THOSE on a tight budget could always rely on Kia to come up with the answer to their dreams.
Take the Venga for example. A supermini-sized, multi-purpose vehicle which believed it should have belonged alongside larger MPVs such as the Renault Scenic.
And the reason was thanks to it's clever packaging, for the car offered massive amounts of interior space for up to five to travel in comfort.
It all started with the South Korean marque's new small-car platform first used in the funky Soul.

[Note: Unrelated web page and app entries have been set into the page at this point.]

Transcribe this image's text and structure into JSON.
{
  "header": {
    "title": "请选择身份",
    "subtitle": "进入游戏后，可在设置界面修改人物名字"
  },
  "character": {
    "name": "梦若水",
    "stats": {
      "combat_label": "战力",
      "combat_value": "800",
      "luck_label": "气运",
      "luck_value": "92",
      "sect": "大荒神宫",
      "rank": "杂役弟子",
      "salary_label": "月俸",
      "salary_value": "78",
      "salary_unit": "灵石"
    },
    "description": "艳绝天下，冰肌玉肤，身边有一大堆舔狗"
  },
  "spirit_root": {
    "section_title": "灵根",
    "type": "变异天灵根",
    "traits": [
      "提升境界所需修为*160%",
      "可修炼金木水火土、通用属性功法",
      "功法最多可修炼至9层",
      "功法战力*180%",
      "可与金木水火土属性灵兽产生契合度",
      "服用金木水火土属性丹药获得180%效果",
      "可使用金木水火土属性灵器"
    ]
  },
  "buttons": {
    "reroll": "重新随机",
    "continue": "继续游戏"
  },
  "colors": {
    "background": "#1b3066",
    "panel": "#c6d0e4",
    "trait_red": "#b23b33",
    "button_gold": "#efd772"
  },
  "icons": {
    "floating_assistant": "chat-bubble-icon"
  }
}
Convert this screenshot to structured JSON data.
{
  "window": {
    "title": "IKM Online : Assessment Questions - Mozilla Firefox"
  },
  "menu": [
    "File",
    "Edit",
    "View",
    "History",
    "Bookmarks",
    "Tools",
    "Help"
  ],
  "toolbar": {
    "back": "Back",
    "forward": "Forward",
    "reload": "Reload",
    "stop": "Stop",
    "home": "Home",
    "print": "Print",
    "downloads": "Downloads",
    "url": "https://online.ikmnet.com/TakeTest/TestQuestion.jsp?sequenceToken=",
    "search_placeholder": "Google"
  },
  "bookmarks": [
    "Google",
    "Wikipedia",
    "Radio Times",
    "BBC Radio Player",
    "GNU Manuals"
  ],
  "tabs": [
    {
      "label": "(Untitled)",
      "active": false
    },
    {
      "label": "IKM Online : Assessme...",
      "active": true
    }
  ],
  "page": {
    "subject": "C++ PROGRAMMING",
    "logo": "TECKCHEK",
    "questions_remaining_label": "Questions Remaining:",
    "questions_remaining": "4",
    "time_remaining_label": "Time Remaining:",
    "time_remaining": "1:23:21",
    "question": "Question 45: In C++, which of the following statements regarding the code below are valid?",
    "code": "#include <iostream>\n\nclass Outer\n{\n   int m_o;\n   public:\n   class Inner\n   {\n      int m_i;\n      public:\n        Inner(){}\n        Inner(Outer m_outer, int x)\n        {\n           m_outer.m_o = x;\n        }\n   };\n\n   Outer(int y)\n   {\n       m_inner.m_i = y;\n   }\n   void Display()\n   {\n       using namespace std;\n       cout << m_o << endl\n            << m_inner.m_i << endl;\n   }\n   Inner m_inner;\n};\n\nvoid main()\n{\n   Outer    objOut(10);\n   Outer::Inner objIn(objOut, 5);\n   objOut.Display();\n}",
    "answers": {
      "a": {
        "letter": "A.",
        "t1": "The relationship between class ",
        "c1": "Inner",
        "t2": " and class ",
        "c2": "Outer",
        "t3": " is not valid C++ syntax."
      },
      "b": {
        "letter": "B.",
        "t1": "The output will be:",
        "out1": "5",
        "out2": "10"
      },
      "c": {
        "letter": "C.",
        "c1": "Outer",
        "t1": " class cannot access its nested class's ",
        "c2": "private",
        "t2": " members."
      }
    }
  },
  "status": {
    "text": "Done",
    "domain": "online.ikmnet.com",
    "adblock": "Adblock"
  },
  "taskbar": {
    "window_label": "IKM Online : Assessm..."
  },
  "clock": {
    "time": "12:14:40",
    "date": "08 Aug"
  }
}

However, Kia stretched the wheelbase a little to help maximise cabin space.
The Venga was also the widest vehicle in its class and coupled with its high roofline, the end product offered an interior that provided for class-leading room throughout.
Sliding, 60-40-split rear seats added to the car's versatility, while they also folded flat to increase load space to what was already the largest boot in its sector.
But space was not the only issue, for the Venga's overall looks were far removed from the typical boxy-styled lines usually associated with vehicles of this ilk.
Viewed from the front, the wide-stance Venga was blessed with the now familiar Kia family grille, while from the side, the bulging door panels, muscular wheel arches and large area of glass sloping up from over the front wing to the rear panel gave the machine a somewhat sleek and sporty look.
Out on the road the Venga offered a smooth ride, while the suspension did a decent job of handling the humps and bumps of our badly-surfaced roads. Grip was good, but the car's tall stance did mean it leant a bit through tighter corners.
As with most MPVs, the driver benefitted from a high driving position to gain a great view of thinks happening up ahead, while the large glass panels in the split front windscreen pillars also added greatly to the driver's all-round vision.
Top choice in the UK was the highly-competively priced 1.4-litre petrol in Trim 2. However, for buyers of a used Venga my choice would be the similar sized oilburner.
Derived from the larger 1.6-litre diesel engine found in the Soul, the torquey Slovakian-built unit pumped out 89bhp at 4,000revs, enough to give the Venga a top speed of 104mph and a 0-62mph sprint time of 14 seconds dead.
But more importantly, emissions were kept to a low 117g/km, putting the sprightly little Venga into VED band C and with it an annual road fund charge of just £30 for 2016 and 2017 at least.
And to help cut running costs to the bone, fuel consumption worked out at nearly 63mpg on the combined cycle, thanks in part to the car's intelligent stop-go system.
From a comfort and safety point of view the Venga came extremely well equipped, but what made the Venga stand out over the competition was its unique, transferrable, seven-year/100,000-mile warranty.
Expect to pay around the £4,645 mark up to £6,135 for a 2012 Venga 2 1.4-litre CRDi on a 12-plate with 40,000 miles on the clock. A slightly less equipped but still well specced out Venga 1 should come in at anything between £4,055 to £5,355.
Move up to a 2013 year model on a 13-plate with around 30,000 miles and the price increases to between £5,420 and £6,965 for the Venga 2, with the less-equipped Venga 1 coming in from around £4,740 to £6,090.